Today we begin the user manual breakdown of the last amalgam separator on our list, the R&D Amalgam Collector. R&D is an amalgam separator manufacturer out of Seattle, created by Dr. Ross Fraker and Deanna Borden in the mid-90s. Currently, R&D has three models of amalgam separators to accommodate different sized Dental Practices.
Thank you for following us on this journey to learning how to read the User Manuals of the top six amalgam separators sold in North America. Our first segment started with the amalgam separator that requires the least amount of work, maintenance or inspection, the M.A.R.S LibertyBOSS.
The R&D brand of amalgam separators is one of the least expensive systems on the market, the only catch; you have to be willing to work for the savings. Like M.A.R.S, R&D is one of the only amalgam separator manufacturers that are completely upfront about the maintenance, service life and costs of their system.
Installation of the R&D Amalgam Collector
The R&D systems, like most amalgam separators, is a centralized system. They are made to be installed on the inlet of your suction pump in the mechanical room.
Choosing a Location
R&D, like many manufacturers, instruct that the amalgam separator is to be installed before a wet or dry vacuum pump, never behind. If you are installing the system on a wet-vacuum pump, ensure you install the solids collector after the Amalgam Collector, never before. If you have a solids collector installed before your amalgam separator, it is considered toxic waste and will be required to be handled and disposed of as such. Please see the image below, illustrating the proper installation of an amalgam separator.
Ensure it is Accessible
For the R&D systems to function correctly, they require regular inspection and decanting. As it is with any amalgam separator that requires maintenance, it is important to be able to access the systems to perform the regular maintenance easily.
The Amalgam Collectors can range in height from 12” to 24”, be sure to choose a location that can also accommodate the height of the system. The average overhead space required for the Amalgam Collector is between 30” to 36”.
The maintenance segment of this series will explain why it is important to be able to access the ball valves on the top of the units.
The R&D Amalgam Collector is an inexpensive amalgam separator, but as mentioned above, the savings comes with work. R&D provides for procedures required to keep their systems functioning correctly.
The easiest of the tasks is simply allow the material from your operatories enter into the Amalgam Collector. As long as the regular maintenance is completed on the R&D systems, your suction will function uninterrupted.
The Amalgam Collectors are essentially collection containers that hold the entire days of waste. When you first get these systems, it is recommended to inspect the water levels daily. The purpose for the daily inspections is to ensure you have a good understanding of how often you will be required to perform the decanting process, to allow room for another day’s waste. If the decanting of the systems are not done regularly, the systems will fill completely with water, not allowing air flow through the system, causing a strain on your suction pump.
Once you have an understanding of how often your system fills, you can adjust your inspections to that time frame.
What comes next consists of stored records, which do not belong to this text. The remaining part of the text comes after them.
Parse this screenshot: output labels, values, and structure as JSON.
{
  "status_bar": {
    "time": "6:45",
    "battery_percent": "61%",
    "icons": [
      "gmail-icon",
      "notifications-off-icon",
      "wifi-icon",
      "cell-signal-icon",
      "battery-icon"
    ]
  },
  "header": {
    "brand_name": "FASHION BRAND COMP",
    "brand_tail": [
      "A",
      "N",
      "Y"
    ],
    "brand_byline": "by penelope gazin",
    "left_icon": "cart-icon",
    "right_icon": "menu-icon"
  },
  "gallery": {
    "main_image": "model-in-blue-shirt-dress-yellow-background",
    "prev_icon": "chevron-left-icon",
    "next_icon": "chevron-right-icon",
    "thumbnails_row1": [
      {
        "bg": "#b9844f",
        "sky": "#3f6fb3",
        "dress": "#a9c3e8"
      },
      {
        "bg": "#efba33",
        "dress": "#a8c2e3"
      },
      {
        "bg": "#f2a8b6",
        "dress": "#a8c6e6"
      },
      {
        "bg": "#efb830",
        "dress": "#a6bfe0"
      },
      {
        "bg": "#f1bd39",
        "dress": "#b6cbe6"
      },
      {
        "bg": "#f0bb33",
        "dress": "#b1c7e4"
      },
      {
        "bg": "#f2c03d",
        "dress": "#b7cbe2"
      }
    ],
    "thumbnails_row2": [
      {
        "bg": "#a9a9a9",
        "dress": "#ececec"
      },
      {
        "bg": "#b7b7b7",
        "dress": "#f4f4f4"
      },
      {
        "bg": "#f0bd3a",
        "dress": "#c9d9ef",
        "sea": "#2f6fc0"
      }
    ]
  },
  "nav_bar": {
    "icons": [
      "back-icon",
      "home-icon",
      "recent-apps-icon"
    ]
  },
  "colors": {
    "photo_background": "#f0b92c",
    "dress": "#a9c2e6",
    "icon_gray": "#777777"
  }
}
After you have completed the observation/inspection process for these systems, you will have a good idea on how often the system will require to be decanted. Before every time you decant, the material will need to rest, without suction, for at least 8 hours. The eight hour wait time allows all the heavy material rest at the bottom of the system. The next morning, before turning your suction on, you will perform the draining process.
ONLY after you have allowed the material to settle for a minimum of 8 hours, is it safe to decant the water from the R&D amalgam separator. If the settling period isn’t allowed, the efficiency in which the system can operate will likely drop below the required the minimum 95% separation rate.
EPA Regulation Reminder
According to the EPA Regulation, if your amalgam separator requires maintenance or inspections, you are required to keep a log of each process completed. It is recommended to keep a detailed log of every inspection, decanting, and recycling completed on the R&D systems.
Friday, October 5, 2018, will be the release date of the last segment of the Blog Series on the Amalgam Separator User Manual Breakdown. The last blog will cover how to perform the maintenance and disposal of the R&D amalgam separators.